COARRI: discharge (unload) or load containers from a ship
CODECO: reporting containers arriving at or leaving a container terminal (‘gate in’ / ‘gate out’)
There are plenty of other messages that deal with other parts of the shipping process, such as MOVINS, but the interesting part of all the above messages is the LOC or ‘location’ segment.
If you can change this, you change where the container goes!
Changing cargo destination
The LOC location code is used in many places in EDIFACT messaging. Here’s the specification:
0200 LOC Place/location identification
A segment to identify a location or country related to the equipment, such as: – stowage cell – (final) place/port of discharge – transhipment place – place of delivery – country of origin/destination.
If you read a sample message, you’ll find LOC used for stating for example:
- The location of where a message was sent from (the physical office/factory address, not the EDI terminal address)
- A location where customs might be required
- Where a container was hired from and where it was off-hired
- Transport destinations for calculating freight charges.
- Place of registry, e.g. for the source of bank payments
For the purpose of theft, one might attempt the following:

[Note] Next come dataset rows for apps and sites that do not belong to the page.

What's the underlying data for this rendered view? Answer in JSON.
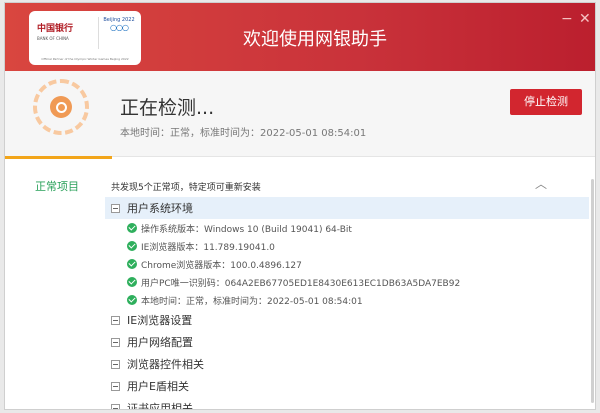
{
  "header": {
    "title": "欢迎使用网银助手",
    "logo": {
      "bank": "中国银行",
      "bank_en": "BANK OF CHINA",
      "games": "Beijing 2022",
      "partner": "Official Partner of the Olympic Winter Games Beijing 2022"
    },
    "minimize": "−",
    "close": "✕"
  },
  "status": {
    "title": "正在检测...",
    "local_time": "本地时间：正常，标准时间为：2022-05-01 08:54:01",
    "stop_button": "停止检测"
  },
  "content": {
    "category": "正常项目",
    "summary": "共发现5个正常项，特定项可重新安装",
    "collapse_icon": "︿",
    "groups": [
      {
        "label": "用户系统环境",
        "items": [
          "操作系统版本：Windows 10  (Build 19041) 64-Bit",
          "IE浏览器版本：11.789.19041.0",
          "Chrome浏览器版本：100.0.4896.127",
          "用户PC唯一识别码：064A2EB67705ED1E8430E613EC1DB63A5DA7EB92",
          "本地时间：正常，标准时间为：2022-05-01 08:54:01"
        ]
      },
      {
        "label": "IE浏览器设置"
      },
      {
        "label": "用户网络配置"
      },
      {
        "label": "浏览器控件相关"
      },
      {
        "label": "用户E盾相关"
      },
      {
        "label": "证书应用相关"
      }
    ]
  }
}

- Send a COPRAR message to have the container discharged (offloaded) at the wrong port.
- Send a COPINO message to alert the container terminal that a land based carrier (truck!) will be arriving at a certain time to collect the container.
- Wait for the CODECO message from the terminal to state that the stolen container has left the port.
In each case, the LOC code can modified to suit the rogue destination. I believe the relevant codes in a COPRAR message are in segment 0270:
In the COPINO message, it’s likely to be segment 0120 that needs to be modified.
Although the entire message system is so complicated that you’ll need to inspect each message to be certain of the correct code to modify.
Finally, the shipping destination message may need to have its NAD (name and address) field modified also.
One factor authentication
In most larger ports, there is a system of PIN codes that the truck driver needs to present in order for the cargo to be released. This is often managed using a mobile app to which the truck driver has access.
This was the crux of the legal case above: somehow someone had accessed the PINs and had presented the correct one.
However, if not appropriately secured, any electronic system that deals with the release codes could be compromised.
Message brokers: a mitigating factor?
Many organisations in the transport sector have developed their own ‘flavours’ of EDI messaging. As a result, it can be very complex customising your EDI message to suit each 3rd party.
Hence, numerous message brokers exist who specialise in converting your message in to one that your clients systems can understand.
This offers a layer of complexity, but not necessarily a layer of security. The hacker is still just changing your message, which is then converted by the broker.
It does however make it more difficult to intercept and modify messages once they’ve been sent to the broker service.
I don’t often say this, but there may be a case in this scenario for implementing a blockchain on a small scale to deal with container release.
That offers assured release and may reduce data processing overhead. That said, a well written and secured database could achieve similar without the need for blockchain.
The Port of Antwerp is already trialling a blockchain based release system. I’m very interested to see whether it delivers the promised cost savings and assurance, also to see if it delivers more than a regular app could do.
Any user of EDI messaging for anything financial, maritime or not, should check that their systems are secured from message manipulation and related fraud through container theft.
Ensure that two factor authentication using a PIN or other shared secret is operating effectively. Make sure that those PINs can’t be intercepted using the very system you use to share them.
Don’t just assume that your systems are secure; turn your thought processes upside down: think how you could use your knowledge to misroute or steal goods. Bring in experts to help you make very sure it can’t be done.
Ports particularly should be on high alert for container theft, containers being used to transport illegal goods and manifests being intercepted by pirates.